WHAT IS EXPECTED: Go through the listing below and gather every line with the word "чёрт".

*** Begin section ***

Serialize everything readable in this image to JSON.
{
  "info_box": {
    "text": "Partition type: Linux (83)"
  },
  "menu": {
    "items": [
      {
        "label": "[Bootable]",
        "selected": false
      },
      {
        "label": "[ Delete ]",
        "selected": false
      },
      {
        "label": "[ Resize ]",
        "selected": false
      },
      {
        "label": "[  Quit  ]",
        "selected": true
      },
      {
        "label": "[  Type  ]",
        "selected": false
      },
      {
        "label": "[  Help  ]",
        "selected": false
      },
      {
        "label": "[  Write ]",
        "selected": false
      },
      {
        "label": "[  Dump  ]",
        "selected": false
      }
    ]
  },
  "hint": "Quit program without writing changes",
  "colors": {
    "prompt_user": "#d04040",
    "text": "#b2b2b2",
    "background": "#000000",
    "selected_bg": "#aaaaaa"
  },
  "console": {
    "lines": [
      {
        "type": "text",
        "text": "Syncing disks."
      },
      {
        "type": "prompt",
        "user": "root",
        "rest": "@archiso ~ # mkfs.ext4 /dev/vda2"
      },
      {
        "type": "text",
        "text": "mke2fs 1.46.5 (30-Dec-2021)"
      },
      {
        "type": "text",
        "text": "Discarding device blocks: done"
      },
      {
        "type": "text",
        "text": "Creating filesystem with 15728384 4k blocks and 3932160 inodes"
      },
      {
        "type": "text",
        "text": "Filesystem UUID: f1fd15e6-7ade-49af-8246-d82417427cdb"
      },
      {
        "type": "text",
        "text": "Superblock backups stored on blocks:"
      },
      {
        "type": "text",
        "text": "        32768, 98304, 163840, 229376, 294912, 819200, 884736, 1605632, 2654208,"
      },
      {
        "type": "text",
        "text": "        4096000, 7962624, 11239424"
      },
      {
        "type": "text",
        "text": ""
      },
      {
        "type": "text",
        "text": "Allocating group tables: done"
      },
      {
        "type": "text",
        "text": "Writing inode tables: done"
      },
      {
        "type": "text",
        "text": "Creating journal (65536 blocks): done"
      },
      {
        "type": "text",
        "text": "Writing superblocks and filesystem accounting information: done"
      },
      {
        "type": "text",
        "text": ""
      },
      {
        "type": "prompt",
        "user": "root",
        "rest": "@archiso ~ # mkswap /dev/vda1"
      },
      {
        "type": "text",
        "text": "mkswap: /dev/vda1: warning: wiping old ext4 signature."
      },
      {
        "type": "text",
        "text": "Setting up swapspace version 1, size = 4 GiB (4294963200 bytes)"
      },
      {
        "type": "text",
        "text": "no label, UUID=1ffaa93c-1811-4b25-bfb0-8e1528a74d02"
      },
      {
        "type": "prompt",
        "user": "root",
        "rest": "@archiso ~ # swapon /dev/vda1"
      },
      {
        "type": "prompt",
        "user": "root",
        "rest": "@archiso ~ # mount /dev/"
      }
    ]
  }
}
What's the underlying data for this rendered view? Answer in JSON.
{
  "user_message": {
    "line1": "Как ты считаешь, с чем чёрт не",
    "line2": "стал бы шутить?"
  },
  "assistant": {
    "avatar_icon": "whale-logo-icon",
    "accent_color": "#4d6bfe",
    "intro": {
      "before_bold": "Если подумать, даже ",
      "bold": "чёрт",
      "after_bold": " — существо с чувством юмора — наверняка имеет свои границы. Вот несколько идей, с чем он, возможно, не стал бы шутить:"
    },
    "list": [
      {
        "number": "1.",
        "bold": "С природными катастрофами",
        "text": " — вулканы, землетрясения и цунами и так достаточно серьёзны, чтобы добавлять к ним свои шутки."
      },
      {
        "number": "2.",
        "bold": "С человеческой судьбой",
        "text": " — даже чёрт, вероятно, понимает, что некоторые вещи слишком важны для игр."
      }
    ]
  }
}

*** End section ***

OUTPUT FOR THIS TASK:
    "line1": "Как ты считаешь, с чем чёрт не",
      "bold": "чёрт",
        "text": " — даже чёрт, вероятно, понимает, что некоторые вещи слишком важны для игр."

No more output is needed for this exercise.